→ **Data supplied**
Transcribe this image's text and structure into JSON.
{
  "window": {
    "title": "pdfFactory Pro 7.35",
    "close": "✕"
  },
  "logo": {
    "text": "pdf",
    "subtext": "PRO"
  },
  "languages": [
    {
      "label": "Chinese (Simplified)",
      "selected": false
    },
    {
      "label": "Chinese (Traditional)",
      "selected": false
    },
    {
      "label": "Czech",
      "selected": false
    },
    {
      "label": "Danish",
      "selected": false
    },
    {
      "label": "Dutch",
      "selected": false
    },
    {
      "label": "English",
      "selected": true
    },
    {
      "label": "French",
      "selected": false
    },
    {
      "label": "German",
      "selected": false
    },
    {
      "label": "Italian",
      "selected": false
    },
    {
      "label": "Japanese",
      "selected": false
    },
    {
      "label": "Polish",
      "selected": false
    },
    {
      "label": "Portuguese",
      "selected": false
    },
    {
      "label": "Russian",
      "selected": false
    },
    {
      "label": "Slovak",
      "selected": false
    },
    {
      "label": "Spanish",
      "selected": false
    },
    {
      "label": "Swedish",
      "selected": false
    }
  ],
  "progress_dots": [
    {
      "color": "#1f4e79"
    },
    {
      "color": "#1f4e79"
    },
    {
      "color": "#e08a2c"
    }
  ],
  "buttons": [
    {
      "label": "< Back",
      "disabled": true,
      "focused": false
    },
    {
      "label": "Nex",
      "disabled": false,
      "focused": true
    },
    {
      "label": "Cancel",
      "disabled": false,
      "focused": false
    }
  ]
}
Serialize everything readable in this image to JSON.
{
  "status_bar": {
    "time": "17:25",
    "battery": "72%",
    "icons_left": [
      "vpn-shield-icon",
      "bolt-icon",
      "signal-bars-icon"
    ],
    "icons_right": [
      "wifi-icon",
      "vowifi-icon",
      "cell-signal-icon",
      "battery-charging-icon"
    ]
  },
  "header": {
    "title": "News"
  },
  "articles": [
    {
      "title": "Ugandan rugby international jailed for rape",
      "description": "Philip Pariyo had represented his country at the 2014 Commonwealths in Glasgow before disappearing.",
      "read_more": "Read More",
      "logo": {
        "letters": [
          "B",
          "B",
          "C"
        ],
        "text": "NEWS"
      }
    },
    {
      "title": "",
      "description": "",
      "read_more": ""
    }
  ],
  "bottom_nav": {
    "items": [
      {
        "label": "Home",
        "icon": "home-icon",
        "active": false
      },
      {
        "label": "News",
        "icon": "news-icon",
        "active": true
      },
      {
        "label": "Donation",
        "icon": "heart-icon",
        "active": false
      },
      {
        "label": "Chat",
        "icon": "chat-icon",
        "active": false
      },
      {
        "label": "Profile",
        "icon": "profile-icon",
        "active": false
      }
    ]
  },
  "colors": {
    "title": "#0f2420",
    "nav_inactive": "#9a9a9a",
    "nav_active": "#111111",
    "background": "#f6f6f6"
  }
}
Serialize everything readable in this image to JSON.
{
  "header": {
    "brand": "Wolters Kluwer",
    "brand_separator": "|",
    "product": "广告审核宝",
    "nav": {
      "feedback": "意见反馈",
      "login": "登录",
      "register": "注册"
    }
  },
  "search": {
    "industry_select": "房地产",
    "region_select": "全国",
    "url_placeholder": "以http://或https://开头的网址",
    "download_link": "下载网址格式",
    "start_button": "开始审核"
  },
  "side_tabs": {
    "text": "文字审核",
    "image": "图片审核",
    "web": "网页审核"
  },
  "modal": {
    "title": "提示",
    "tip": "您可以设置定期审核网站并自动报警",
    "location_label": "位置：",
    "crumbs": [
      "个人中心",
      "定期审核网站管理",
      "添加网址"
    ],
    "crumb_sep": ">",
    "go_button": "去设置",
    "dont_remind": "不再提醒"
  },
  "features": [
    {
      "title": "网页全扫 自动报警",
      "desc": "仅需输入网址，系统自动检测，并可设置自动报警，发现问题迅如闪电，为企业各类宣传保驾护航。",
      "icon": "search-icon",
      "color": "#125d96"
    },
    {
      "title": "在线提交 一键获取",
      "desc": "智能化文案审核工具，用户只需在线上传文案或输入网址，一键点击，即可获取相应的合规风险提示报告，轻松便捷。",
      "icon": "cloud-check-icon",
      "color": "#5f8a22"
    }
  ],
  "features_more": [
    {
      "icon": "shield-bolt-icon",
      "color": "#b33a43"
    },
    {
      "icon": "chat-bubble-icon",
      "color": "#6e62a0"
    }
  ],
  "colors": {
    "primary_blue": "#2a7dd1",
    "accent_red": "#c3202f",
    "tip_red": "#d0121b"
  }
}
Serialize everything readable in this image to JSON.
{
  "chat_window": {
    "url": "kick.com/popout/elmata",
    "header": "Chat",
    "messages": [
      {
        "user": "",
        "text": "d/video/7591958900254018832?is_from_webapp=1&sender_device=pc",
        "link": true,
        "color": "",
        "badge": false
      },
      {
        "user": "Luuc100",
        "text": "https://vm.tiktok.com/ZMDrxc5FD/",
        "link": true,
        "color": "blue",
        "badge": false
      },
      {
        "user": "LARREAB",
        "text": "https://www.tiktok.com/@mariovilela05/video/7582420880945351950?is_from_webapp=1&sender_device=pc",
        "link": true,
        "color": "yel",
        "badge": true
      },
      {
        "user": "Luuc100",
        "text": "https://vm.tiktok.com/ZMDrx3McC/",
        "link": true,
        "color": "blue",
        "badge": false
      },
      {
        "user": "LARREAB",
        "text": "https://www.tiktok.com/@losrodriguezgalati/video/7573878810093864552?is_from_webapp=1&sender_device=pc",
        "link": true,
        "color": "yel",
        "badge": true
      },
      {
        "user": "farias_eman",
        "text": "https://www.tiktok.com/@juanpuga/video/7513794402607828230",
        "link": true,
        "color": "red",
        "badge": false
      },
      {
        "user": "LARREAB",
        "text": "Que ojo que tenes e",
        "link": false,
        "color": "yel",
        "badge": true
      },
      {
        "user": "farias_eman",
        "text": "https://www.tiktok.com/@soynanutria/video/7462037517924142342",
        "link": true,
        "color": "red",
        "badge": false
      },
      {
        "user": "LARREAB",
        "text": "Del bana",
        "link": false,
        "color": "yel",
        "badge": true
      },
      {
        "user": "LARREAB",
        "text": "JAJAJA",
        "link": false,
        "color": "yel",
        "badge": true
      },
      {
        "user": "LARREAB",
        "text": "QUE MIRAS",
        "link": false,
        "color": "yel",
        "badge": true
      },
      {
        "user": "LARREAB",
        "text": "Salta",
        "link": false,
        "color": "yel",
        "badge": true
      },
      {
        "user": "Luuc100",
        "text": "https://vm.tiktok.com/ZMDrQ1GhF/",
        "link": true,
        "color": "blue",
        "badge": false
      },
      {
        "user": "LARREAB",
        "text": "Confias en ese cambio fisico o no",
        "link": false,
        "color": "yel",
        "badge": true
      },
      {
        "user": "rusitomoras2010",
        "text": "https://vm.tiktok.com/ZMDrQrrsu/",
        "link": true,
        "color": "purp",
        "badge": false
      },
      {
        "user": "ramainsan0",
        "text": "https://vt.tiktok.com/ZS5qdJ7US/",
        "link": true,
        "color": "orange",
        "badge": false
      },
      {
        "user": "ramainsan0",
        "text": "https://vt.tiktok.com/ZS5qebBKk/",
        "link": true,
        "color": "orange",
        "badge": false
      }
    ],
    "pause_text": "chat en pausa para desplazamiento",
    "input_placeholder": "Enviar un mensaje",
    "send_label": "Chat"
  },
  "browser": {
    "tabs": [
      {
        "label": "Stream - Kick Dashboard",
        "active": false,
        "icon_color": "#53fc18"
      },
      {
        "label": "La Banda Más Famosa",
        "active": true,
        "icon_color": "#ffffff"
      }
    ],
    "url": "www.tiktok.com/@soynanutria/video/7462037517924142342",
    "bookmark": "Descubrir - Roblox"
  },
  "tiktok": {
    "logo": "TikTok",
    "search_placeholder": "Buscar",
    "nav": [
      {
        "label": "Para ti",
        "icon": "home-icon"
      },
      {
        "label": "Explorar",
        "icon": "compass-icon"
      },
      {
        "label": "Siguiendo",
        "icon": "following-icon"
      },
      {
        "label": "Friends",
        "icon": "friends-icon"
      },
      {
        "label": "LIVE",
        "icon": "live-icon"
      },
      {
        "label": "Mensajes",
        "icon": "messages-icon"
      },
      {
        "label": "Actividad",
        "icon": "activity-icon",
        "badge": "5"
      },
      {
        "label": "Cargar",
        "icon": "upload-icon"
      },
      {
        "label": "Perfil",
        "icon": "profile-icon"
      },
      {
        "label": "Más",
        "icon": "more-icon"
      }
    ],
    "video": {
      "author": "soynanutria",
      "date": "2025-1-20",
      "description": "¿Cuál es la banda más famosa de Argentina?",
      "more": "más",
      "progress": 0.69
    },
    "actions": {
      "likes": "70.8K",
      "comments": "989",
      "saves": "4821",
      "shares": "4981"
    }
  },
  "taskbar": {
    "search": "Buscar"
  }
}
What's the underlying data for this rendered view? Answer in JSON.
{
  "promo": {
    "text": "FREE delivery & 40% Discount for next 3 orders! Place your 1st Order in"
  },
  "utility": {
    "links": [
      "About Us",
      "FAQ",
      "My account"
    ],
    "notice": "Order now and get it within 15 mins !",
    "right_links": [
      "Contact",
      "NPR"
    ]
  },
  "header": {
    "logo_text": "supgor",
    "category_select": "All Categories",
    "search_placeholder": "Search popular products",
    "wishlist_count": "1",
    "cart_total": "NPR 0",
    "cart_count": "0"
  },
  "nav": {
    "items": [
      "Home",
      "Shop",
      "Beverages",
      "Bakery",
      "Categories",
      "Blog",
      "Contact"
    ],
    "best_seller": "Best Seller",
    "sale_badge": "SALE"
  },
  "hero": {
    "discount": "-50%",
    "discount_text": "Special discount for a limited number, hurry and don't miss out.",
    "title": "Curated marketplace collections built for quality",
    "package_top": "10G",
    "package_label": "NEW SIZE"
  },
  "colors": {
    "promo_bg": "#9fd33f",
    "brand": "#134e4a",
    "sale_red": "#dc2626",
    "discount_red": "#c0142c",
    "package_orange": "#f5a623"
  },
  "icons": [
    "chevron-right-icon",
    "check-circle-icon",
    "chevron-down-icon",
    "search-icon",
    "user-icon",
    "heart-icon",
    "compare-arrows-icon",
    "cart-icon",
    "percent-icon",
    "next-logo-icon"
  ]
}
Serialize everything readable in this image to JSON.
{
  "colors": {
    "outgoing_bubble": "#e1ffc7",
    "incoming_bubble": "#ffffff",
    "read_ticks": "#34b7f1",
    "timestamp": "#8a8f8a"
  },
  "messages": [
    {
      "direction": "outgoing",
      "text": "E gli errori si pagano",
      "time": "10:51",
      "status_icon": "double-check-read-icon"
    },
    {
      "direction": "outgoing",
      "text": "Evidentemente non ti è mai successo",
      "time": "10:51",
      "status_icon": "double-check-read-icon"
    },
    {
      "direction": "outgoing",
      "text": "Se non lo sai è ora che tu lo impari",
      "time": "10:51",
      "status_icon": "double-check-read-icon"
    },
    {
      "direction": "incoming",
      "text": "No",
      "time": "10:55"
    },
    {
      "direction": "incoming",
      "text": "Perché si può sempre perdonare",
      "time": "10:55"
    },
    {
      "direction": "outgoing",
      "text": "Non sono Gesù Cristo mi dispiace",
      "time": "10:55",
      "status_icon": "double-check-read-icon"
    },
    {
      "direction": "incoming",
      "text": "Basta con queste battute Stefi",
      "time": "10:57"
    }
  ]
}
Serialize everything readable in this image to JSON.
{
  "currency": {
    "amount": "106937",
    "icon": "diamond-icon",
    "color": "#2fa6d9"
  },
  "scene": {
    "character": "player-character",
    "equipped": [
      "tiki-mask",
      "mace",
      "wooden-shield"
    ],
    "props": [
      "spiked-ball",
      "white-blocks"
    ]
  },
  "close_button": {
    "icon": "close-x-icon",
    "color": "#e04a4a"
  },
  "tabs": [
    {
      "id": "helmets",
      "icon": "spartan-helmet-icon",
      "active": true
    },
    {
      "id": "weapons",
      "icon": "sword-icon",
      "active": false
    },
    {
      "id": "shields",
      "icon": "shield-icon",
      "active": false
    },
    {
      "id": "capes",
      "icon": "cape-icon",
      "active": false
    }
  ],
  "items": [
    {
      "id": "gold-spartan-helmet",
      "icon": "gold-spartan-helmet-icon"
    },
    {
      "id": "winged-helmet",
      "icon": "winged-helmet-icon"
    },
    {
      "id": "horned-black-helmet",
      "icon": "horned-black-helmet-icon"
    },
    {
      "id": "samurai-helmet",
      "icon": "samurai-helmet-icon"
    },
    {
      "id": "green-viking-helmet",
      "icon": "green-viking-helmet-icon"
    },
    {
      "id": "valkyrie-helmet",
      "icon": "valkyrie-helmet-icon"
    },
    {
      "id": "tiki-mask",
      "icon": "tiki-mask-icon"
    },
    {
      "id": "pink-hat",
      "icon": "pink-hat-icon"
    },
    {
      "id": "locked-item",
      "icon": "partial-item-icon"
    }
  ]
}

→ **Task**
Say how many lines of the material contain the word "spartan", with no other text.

→ **Answer below**
3